(intestinal) pH - Example Vitamin D, Iron , calcium
Interaction with food matrix : Inhibitors like phytates
combine with minerals and renders them insoluble
Emerging evidence : Products of maillard reaction
reduce iron availability (Garcia et al , 2009)
Certain bakery additives like vanilla , chocolate, baking
powder have the potential to inhibit bioavailability .
Role of processing :
•In the process of bread making phytic acid decreases due to action of
phytases in the dough.
•Reduction in phytic acid content in different bread types varies
between 13-100%.
Lopez et al . J Agric Food Chem (2001), 49: 2657–2662.
Maillard Reaction
Processing of foods rich in
protein and carbohydrates
and/or fat favors the
development of Maillard
Reaction and the formation of
browning products , which
can improve food palatability
The final product of the
reaction are high molecular
weight colored compounds,
Melanoidins have ability to
complex iron.
Studies have shown that it
reduces iron bioavailability in
adolescent males .
Garcia et al. Mol Nutr Food Res(2009) 53(12): 1551–1560
Vanilla as Inhibitor ?
Vanilla extracts contain appreciable amounts of
iron binding polyphenols thus it may be a
potential inhibitor
Chocolate as Inhibitor ?
Chocolate contains alkaloids such as
theobromine and phenethylamine
Binding of theobromine onto transferrin could
probably inhibit or block the receptor site for
Nwanjo et al . Internat J Hematology. 2007 Volume 3 Number 2
Innovations to overcome challenges
Microencapsulation to improve nutrient availability
Beadlet Technology : For Vitamins highly susceptible to oxidation
this technology cross-links the vitamin inside a gelatin-based matrix,
protecting it from oxidation.
Newer fortificants to combat inhibitors : Sodium iron chlorophyllin
Improved absorption promoters like ascorbyl palmitate
Miret J Agric Food Chem (2010) , 58(2): 1327-32
Pizzaro et al. AJCN, 2006. 84, No. 4, 830-834,
There is scope for bakery products as a means of
improving micronutrients of the needy population.
Due importance should be given with respect to the food
habits of the population, resources available in the region
and the new technologies.
Multiple micronutrient deficiencies can be addressed.

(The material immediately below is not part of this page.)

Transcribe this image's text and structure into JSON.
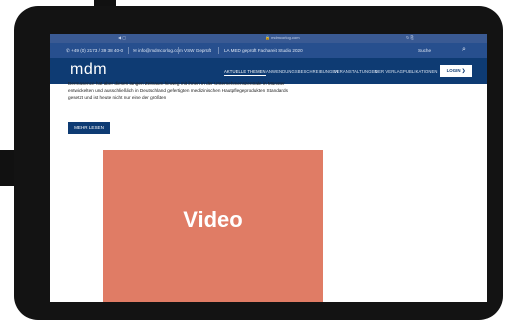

The challenge is to create evidence for the public health
impact of fortification of bakery products.
Implementation of such new initiative should
complement the existing strategies in the region.